Adam Wigger: What kinds of programs do you utilize for this?

Anne Clarkson: We have a whole variety of programs. So we have programs that cover basically any developmental stage. So we have programs for families that have newborns all the way up to families that have a senior graduating from high school or maybe are families that are dealing with a divorce or a separation. So some of our programs are called e-parenting and these are a set of programs that we’ve developed here in Wisconsin. And the whole purpose of our three e-parenting programs is to support families in thinking about how to positively use technology.

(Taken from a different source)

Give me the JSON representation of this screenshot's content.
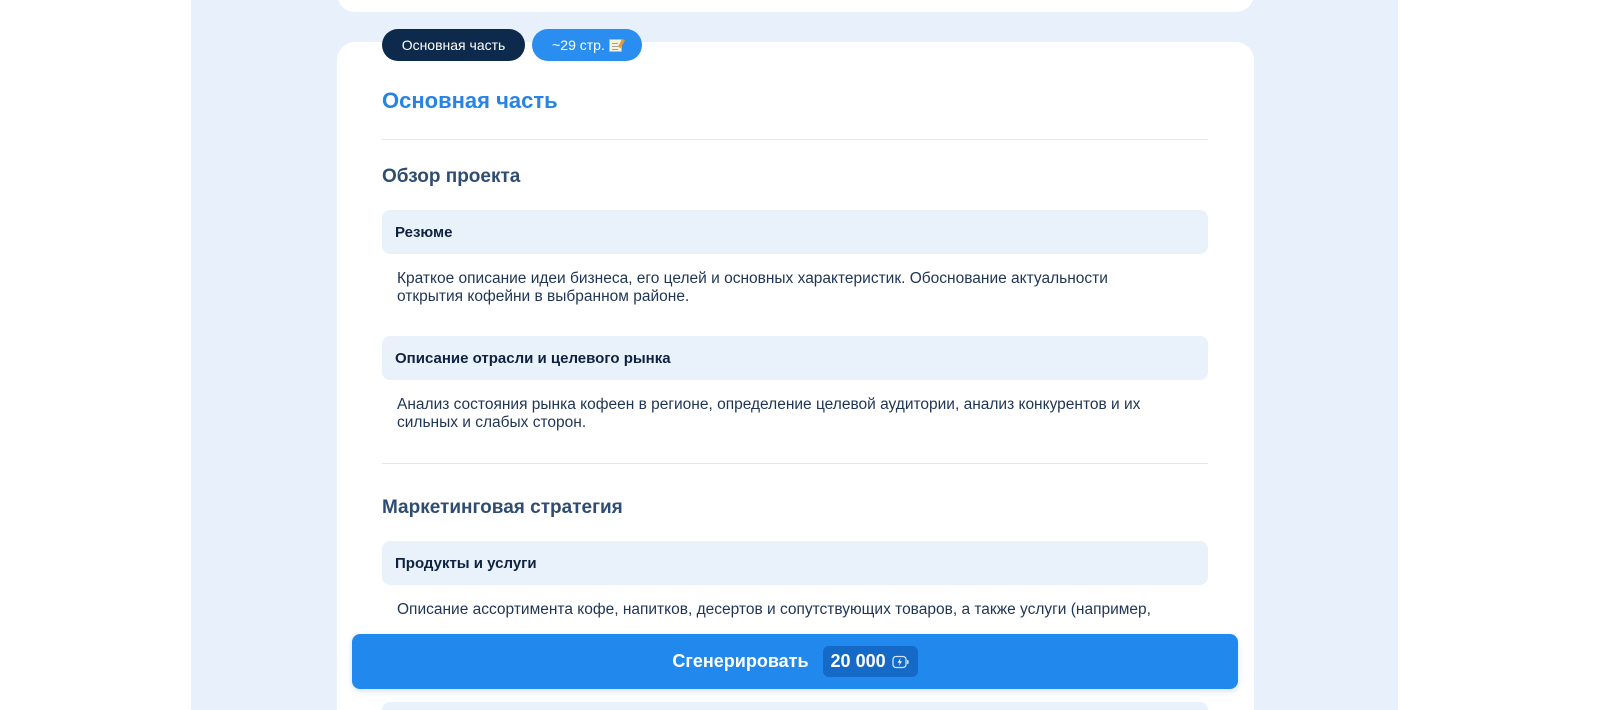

So the very first program that we created was called e-parenting high tech kids, and high tech kids is geared toward families who have 9 to 14 year olds, you know, just really starting to gain that independence with technology and helping parents think about how can they protect and monitor their children with the technology, but also be teaching positive skills with technologies for their kids, showing love and communication through that technology and high tech kids was such a success. We deliver it through middle school and junior high schools in Wisconsin. It was such a success that when parents asked for a similar product for younger children, we developed something called e-parenting little ones. And that’s the same concept but for families who have toddlers or preschoolers. And then finally, we developed a program called the E-Parenting Co-Parenting, which is the same concept, positive technologies. But for families that maybe aren’t living in the same household, so maybe they’re separated because of divorce or they’re separated because of a job, that means one parent is traveling a lot. And on each of those programs are delivered a little bit differently, like e-parenting little ones we deliver using partnerships with child care centers and E-parenting Co-parenting, we deliver via text message to families. So those are E-parenting programs. And then we also have a host of other resources that are delivered digitally. So, for instance, we’re part of a national partnership called Just In Time Parenting, which is an online newsletter that’s age based for parents of zero five year olds. So when your baby is eight months old, you get a newsletter for eight months old. When your child is four, you get a newsletter for four year olds and that just shows up in parents inboxes.

Adam Wigger: What kind of results do we see from digital parenting?

Anne Clarkson: Yes. So our results show that our different digital family engagement programs can increase parents knowledge. So we’re increasing parents knowledge about child development, their knowledge about what positive parent child relationships look like. And then for those programs, the e-parenting programs that I described that have a focus on positive technology we also see parents reporting increased confidence or knowledge about how to engage and make choices around technology use with their kids. And then another kind of fun benefit of these programs is that we find families have increased knowledge and an increased sense of connection with Extension. So by receiving, you know, this email newsletter from their schools, that is our e-parenting program, for instance, it connects parents to their county office or our face to face programming.

Adam Wigger: Where can listeners go to find more information?

Anne Clarkson: Okay. So the best way to get all of our resources is and on that website we have all of our resources available for free. Families or practitioners, community members can all go and look through or access and share our material.

Adam Wigger: Thanks for calling in, Anne. We visited today with Anne Clarkson, Extension Digital Parenting Education Specialist, University of Wisconsin Madison Division of Extension, and I’m Adam Wigger.